An uneven recovery in Europe could prop up populist rhetoric and anti-EU sentiment, political experts and economists said, despite major fiscal stimulus programs in the region.
In the wake of the first coronavirus cases in Europe, some anti-EU parties experienced growing public support. This was the case in Italy, where anti-immigration Lega remained the most popular party and the far-right Brothers of Italy (Fratelli d'Italia) rose in the polls.
But up stepped the EU, which detailed proposals for a major new stimulus package. The European Union is working to borrow 750 billion euros ($853 billion) from public markets from January — a step that has never been taken before on such a large scale.
The plan by the European Commission, the executive arm of the EU, would provide loans and grants to the sectors severely impacted by the virus. The idea follows a draft from Germany and France, whose leaders Chancellor Angela Merkel and President Emmanuel Macron surprised many investors when backing some form of common EU debt a few days earlier.
Common European debt had been a taboo for a long time, mainly among German officials who were afraid their citizens would be responsible for high debts in other countries. As a result, the announcement was described as "historic" and a "big step forward" for the European Union. Investors interpreted it as reducing the risk of a collapse of the EU project itself and some believe officials would have had anti-EU sentiment (in places like Italy) in mind when constructing the proposals.
However, despite this unprecedented package, there are still doubts that it will quash anti-EU feelings completely, and put an end to political risks in the region.
"There will certainly be something for the populists to latch on to," Marchel Alexandrovich, a senior European economist at investment bank Jefferies, told CNBC Monday.
Constantine Fraser, Europe analyst at research firm TS Lombard, also told CNBC that "opposition politicians have already started to attack the plan, as too small in size, too slow in its prospective disbursements, or as coming with too much conditionality attached."
"It will almost certainly help the EU's image in Italy, but how far it goes in undoing years of rising disenchantment is still unknowable," he added.
There's an uneasiness that populism will intensify in countries like the Netherlands and Germany, who are expected to make the largest contributions into the recovery plan, analysts at Morgan Stanley said Wednesday.
Though it is too early to forecast how Europeans will feel and vote in the aftermath of the Covid-19 crisis, an uneven recovery in the bloc could provide support for certain parties.
"There will be bigger deficits" and "some countries will be hit more than others," Alexandrovich said. This might spark a feeling that even though the EU seemed to act together, "we're not coming out of this together," he said.
The European Parliament, the only directly-elected EU institution, became even more fragmented at the 2019 election amid a rise in anti-EU rhetoric since the sovereign debt crisis of 2011.
Holger Schmieding, the chief economist at Berenberg bank, said in a note Thursday that "the costs of the (current) recession fall heavily on less skilled service workers and new entrants to the labour market.
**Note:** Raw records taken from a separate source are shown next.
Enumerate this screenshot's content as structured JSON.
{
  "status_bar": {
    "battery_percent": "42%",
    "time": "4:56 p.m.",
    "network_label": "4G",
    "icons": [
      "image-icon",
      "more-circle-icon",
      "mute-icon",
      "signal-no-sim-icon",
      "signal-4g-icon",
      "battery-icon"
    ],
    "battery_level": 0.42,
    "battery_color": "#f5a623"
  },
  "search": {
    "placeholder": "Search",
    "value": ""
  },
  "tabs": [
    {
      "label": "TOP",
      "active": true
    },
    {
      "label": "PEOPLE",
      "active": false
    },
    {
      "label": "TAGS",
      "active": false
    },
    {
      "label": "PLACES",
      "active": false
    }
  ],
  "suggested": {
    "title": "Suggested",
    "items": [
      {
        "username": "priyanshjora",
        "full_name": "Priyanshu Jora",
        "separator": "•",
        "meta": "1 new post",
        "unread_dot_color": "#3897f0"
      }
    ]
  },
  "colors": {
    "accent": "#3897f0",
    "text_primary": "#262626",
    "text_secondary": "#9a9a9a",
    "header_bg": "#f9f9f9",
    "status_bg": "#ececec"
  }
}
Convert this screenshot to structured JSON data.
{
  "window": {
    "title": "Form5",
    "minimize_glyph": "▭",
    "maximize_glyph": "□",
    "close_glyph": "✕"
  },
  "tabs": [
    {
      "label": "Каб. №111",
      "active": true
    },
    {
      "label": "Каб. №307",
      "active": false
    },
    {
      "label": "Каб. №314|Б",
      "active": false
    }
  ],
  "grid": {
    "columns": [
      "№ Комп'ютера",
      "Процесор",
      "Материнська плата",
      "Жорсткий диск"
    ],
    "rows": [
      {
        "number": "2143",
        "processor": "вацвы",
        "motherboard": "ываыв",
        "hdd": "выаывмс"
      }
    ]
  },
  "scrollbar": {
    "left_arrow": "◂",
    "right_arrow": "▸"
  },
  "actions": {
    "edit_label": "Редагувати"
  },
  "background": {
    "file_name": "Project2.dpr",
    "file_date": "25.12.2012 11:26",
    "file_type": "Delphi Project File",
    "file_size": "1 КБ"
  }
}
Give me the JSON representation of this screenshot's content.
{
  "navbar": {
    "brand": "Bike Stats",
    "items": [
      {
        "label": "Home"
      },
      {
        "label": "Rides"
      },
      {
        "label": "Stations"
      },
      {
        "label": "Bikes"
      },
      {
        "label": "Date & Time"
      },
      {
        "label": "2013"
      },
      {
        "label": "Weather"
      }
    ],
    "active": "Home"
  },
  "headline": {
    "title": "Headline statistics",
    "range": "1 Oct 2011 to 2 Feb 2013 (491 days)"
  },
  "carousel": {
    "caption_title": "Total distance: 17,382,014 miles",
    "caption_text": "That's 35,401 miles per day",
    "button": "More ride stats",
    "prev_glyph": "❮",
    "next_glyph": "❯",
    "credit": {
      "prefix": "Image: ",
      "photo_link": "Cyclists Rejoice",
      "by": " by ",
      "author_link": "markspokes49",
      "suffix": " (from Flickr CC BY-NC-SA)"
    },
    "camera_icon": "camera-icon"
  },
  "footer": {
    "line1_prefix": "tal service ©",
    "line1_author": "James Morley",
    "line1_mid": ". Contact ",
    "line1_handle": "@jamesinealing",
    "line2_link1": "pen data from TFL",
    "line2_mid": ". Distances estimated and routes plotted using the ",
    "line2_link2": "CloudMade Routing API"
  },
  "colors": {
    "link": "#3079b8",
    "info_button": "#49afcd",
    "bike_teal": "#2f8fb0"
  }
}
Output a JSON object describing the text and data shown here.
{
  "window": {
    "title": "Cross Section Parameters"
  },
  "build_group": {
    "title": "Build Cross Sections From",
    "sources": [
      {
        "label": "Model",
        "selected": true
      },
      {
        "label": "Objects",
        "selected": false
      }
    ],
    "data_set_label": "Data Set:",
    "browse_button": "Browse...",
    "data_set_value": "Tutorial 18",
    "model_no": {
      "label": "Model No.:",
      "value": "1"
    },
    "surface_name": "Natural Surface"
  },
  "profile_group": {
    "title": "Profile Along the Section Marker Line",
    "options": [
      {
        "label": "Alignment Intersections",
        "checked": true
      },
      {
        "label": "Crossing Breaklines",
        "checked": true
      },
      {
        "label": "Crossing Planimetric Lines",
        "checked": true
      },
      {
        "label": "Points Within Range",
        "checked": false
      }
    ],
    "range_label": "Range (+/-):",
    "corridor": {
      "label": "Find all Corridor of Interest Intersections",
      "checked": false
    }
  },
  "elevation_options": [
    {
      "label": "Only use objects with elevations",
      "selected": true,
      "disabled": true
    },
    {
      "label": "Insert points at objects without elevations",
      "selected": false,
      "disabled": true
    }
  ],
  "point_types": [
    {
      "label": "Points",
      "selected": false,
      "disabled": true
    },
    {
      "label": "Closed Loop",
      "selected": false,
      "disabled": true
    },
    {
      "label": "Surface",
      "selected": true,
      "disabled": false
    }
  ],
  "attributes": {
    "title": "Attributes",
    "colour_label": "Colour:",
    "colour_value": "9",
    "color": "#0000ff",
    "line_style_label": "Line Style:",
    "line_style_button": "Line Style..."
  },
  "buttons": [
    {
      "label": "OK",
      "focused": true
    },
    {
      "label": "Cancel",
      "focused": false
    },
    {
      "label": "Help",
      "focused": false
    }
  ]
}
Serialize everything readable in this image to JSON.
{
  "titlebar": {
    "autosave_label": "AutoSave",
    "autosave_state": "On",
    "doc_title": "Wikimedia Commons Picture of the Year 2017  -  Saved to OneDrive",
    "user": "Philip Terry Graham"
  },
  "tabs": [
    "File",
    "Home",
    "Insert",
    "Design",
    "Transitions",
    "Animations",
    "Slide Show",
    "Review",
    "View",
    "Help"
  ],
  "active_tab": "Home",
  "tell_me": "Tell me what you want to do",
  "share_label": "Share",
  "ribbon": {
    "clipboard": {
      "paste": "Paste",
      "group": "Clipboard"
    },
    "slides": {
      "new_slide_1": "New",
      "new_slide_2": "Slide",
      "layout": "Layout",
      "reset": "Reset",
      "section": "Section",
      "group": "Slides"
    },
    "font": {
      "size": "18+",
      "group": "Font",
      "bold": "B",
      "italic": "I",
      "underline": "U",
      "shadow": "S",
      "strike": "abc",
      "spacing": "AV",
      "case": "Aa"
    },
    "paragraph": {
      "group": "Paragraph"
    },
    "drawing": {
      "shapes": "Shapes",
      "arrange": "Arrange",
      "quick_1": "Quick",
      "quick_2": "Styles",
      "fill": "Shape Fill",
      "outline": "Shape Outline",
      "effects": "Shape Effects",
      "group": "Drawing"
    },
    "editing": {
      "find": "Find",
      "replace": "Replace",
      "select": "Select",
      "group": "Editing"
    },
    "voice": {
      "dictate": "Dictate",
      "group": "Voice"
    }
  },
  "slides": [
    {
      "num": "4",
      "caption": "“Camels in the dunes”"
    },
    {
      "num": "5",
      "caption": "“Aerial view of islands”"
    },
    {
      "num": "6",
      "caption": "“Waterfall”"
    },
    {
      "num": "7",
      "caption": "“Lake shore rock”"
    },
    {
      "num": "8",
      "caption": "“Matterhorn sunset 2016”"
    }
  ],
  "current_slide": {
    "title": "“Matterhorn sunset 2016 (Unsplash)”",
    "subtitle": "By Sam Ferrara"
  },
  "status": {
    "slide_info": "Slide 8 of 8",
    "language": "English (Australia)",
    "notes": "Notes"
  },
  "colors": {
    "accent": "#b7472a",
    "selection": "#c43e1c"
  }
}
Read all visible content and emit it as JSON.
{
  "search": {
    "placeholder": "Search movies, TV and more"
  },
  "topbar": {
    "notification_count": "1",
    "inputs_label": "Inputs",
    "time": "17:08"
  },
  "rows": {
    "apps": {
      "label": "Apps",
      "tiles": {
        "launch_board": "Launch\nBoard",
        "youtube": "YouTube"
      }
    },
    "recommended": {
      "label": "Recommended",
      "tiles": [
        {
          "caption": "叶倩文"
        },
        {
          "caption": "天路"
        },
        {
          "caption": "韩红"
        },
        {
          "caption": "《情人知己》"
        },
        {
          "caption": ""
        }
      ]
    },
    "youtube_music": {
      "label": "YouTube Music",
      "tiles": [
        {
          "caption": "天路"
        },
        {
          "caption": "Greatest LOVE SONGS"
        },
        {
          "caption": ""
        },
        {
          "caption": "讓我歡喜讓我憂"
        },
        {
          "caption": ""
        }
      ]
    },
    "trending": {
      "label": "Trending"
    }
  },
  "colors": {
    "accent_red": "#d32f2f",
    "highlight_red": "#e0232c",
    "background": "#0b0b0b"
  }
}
This may cause new problems."
However, other analysts believe the additional stimulus will change voters' views about what the European Union can do for them, which would ultimately support the project.
Nadia Gharbi, an economist at Pictet Wealth Management, said that the political signal is "massive."
"Even if taboos have not been fully scrapped … it is nonetheless a first step toward fiscal union — in other words, a potential game changer for European integration," she added.
Erik Nielsen, chief economist at UniCredit, added in a note Sunday that the stimulus will "hopefully start to change people's perception."